══ Information provided ══
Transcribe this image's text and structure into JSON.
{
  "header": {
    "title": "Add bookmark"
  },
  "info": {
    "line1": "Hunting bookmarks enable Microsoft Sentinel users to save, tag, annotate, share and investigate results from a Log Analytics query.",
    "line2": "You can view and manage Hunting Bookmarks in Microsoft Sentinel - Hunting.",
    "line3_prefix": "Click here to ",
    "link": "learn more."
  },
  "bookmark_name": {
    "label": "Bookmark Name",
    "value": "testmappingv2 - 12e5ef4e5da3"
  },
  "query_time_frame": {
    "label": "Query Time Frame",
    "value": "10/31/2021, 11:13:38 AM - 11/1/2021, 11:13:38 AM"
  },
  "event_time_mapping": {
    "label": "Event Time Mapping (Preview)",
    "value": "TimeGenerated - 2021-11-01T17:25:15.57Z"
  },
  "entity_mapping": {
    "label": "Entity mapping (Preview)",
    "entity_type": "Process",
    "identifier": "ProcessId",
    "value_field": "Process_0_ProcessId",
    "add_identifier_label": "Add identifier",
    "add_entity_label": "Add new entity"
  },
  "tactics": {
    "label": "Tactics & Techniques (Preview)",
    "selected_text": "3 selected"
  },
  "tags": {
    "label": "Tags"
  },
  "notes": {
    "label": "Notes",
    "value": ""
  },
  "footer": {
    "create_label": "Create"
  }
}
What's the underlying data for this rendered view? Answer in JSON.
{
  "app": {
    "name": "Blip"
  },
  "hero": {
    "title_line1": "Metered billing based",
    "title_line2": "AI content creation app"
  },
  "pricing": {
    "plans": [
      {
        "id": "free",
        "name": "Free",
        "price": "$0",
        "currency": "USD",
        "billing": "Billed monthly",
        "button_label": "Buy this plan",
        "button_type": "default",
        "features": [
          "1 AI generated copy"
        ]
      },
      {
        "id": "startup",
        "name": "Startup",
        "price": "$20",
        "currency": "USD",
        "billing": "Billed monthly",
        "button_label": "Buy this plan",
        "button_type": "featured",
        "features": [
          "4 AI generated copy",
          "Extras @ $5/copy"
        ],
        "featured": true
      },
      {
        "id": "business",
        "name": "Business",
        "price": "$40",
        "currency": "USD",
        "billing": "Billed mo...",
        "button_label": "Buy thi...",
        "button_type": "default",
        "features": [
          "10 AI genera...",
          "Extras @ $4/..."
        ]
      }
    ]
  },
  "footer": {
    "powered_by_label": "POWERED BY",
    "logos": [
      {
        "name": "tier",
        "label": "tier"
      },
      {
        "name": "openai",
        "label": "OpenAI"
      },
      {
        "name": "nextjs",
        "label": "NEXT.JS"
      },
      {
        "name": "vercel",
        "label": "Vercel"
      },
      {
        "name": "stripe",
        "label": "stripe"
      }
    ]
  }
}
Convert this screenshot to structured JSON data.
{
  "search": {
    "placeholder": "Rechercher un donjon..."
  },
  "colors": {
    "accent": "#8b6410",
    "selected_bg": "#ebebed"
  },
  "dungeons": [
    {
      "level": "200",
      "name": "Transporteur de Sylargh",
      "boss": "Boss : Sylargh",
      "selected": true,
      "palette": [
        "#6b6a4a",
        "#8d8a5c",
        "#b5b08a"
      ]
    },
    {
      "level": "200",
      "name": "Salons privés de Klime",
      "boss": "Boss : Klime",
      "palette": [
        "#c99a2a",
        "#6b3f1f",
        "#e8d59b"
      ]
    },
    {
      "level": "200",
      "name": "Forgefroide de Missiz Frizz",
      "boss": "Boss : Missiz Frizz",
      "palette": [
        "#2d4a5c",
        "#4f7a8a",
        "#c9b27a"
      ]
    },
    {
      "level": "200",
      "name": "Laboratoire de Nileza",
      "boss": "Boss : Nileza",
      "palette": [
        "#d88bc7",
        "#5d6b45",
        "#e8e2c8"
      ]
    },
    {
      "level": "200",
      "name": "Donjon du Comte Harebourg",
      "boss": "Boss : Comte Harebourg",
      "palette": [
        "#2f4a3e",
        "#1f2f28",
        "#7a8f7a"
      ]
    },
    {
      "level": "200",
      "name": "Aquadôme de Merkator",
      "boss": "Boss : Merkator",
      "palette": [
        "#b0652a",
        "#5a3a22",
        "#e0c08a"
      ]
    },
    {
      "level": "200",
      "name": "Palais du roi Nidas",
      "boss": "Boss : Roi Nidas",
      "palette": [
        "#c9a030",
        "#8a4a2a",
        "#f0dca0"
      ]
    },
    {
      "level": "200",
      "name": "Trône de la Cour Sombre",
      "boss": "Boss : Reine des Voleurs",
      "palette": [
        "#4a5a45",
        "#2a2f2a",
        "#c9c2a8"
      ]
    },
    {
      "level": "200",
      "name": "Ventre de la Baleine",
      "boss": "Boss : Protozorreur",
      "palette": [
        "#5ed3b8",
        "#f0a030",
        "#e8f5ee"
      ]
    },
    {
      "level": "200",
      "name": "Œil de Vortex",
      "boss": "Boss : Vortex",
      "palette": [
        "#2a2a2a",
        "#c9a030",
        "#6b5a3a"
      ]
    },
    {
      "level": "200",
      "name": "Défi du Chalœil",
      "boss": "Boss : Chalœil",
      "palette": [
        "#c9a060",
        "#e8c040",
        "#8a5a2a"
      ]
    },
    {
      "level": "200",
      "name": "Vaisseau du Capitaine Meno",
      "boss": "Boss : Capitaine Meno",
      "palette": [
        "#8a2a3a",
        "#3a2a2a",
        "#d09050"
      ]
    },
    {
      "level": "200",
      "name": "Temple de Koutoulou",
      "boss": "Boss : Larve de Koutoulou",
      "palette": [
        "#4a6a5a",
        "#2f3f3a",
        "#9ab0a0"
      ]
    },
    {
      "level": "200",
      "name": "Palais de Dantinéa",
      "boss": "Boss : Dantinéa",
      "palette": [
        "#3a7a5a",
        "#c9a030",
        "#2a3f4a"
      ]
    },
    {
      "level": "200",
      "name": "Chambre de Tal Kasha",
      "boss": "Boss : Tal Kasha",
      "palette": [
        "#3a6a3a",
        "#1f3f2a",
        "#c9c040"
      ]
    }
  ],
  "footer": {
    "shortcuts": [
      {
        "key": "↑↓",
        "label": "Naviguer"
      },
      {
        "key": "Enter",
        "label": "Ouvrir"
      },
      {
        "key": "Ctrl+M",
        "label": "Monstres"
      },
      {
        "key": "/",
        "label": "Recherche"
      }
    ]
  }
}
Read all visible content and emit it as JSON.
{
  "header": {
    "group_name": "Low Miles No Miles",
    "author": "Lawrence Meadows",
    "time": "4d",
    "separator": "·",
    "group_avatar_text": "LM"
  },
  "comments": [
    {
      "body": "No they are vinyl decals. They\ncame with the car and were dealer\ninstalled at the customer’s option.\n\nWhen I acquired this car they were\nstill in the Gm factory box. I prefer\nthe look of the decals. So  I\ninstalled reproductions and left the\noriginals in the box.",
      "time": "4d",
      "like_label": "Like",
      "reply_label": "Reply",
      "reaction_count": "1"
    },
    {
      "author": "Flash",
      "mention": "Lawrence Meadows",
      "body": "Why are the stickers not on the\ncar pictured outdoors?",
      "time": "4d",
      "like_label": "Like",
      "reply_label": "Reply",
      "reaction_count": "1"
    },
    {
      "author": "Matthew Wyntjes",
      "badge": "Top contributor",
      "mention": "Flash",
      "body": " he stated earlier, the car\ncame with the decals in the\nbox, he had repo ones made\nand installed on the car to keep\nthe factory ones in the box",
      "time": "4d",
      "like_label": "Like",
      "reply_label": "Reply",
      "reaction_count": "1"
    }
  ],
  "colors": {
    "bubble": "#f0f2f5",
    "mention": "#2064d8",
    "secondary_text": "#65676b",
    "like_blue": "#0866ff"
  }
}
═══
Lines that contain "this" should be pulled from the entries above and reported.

Output of the exercise:
Transcribe this image's text and structure into JSON.
What's the underlying data for this rendered view? Answer in JSON.
        "button_label": "Buy this plan",
        "button_label": "Buy this plan",
Convert this screenshot to structured JSON data.
      "body": "No they are vinyl decals. They\ncame with the car and were dealer\ninstalled at the customer’s option.\n\nWhen I acquired this car they were\nstill in the Gm factory box. I prefer\nthe look of the decals. So  I\ninstalled reproductions and left the\noriginals in the box.",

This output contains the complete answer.